Why is this a strong example?

This is a strong closing for several reasons. First, it expresses gratitude and enthusiasm, which leaves a positive impression. It also specifically mentions the role ('instrumentation projects') and highlights key skills relevant to the position ('sensor calibration and data acquisition systems'), demonstrating the applicant's understanding of the job requirements. The closing provides clear contact information and expresses flexibility for scheduling an interview, making it easy for the employer to follow up. Finally, it reiterates the applicant's interest in contributing to the company's specific goals, showing genuine interest and research into the organization. This tailored approach, combined with a professional yet eager tone, makes for a compelling conclusion to the cover letter.

Weak Example

I hope you will consider me for this position. Please contact me if you need any more information. Thanks for your time.

Why is this a weak example?

This closing is weak for several reasons. First, it lacks confidence and enthusiasm, using phrases like 'I hope' which can make the candidate seem unsure. Second, it's generic and could be used for any job application, showing no specific interest in the Instrumentation Engineer role. Third, it doesn't include a call to action or express eagerness for next steps. Finally, the informal 'Thanks' at the end is too casual for a professional cover letter. A strong closing should reiterate interest in the position, highlight key qualifications, express enthusiasm for an interview, and end with a formal sign-off.

Cover Letter FAQs for Instrumentation Engineer


What is the ideal format and length for an Instrumentation Engineer cover letter?


An Instrumentation Engineer cover letter should be one page long, consisting of 3-4 paragraphs. Use a professional business letter format with your contact information at the top, followed by the date and the employer's details. Keep the letter concise, focusing on your most relevant skills and experiences.

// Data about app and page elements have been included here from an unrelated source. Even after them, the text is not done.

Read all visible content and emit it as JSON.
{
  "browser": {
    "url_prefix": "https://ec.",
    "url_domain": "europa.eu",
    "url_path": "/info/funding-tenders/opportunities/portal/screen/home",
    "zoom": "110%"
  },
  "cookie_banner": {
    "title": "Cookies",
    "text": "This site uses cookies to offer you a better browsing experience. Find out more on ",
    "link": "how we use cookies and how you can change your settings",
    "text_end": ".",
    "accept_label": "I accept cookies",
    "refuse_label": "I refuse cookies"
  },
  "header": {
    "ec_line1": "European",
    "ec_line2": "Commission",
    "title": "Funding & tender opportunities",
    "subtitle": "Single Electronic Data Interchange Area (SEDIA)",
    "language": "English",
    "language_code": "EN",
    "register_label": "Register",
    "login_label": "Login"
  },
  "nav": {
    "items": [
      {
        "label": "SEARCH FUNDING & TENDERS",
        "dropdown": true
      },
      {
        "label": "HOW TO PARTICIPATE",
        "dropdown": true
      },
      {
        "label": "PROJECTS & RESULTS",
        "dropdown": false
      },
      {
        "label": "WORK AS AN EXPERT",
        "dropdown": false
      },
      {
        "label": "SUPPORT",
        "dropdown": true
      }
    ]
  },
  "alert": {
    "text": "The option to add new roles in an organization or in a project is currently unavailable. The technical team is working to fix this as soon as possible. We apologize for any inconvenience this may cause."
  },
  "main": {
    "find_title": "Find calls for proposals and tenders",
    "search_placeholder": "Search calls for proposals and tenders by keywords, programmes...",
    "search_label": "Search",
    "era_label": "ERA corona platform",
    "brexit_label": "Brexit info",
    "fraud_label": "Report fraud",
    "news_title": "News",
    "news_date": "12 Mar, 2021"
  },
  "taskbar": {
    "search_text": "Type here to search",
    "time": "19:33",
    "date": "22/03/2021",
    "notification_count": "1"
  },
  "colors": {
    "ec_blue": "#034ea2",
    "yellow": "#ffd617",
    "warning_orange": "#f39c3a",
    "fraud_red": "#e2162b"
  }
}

What key skills should I highlight in my Instrumentation Engineer cover letter?


Highlight skills such as proficiency in instrumentation design, calibration techniques, PLC programming, SCADA systems, troubleshooting abilities, knowledge of industry standards (e.g., ISA, IEC), and experience with specific instrumentation software and tools relevant to the job description.


How do I tailor my cover letter for an Instrumentation Engineer position?


Research the company and the specific role, then customize your letter by addressing the key requirements mentioned in the job posting. Provide specific examples of how your skills and experience align with these requirements, and demonstrate your understanding of the company's projects or industry challenges.


Should I include my educational background in an Instrumentation Engineer cover letter?


Yes, briefly mention your relevant educational qualifications, such as a degree in Instrumentation Engineering, Electrical Engineering, or a related field. If you have any specialized certifications or training relevant to instrumentation, include those as well.


How can I make my Instrumentation Engineer cover letter stand out?


To make your cover letter stand out, focus on your unique achievements and experiences. Highlight specific projects where you've improved efficiency, reduced costs, or solved complex instrumentation problems. Use quantifiable results when possible, and show enthusiasm for the role and the company.


What common mistakes should I avoid in my Instrumentation Engineer cover letter?


Avoid generic content that could apply to any job. Don't repeat your entire resume; instead, expand on key points. Ensure there are no spelling or grammatical errors. Don't focus solely on what you want from the job; emphasize what you can contribute to the company. Lastly, avoid using overly technical jargon that might not be understood by all readers.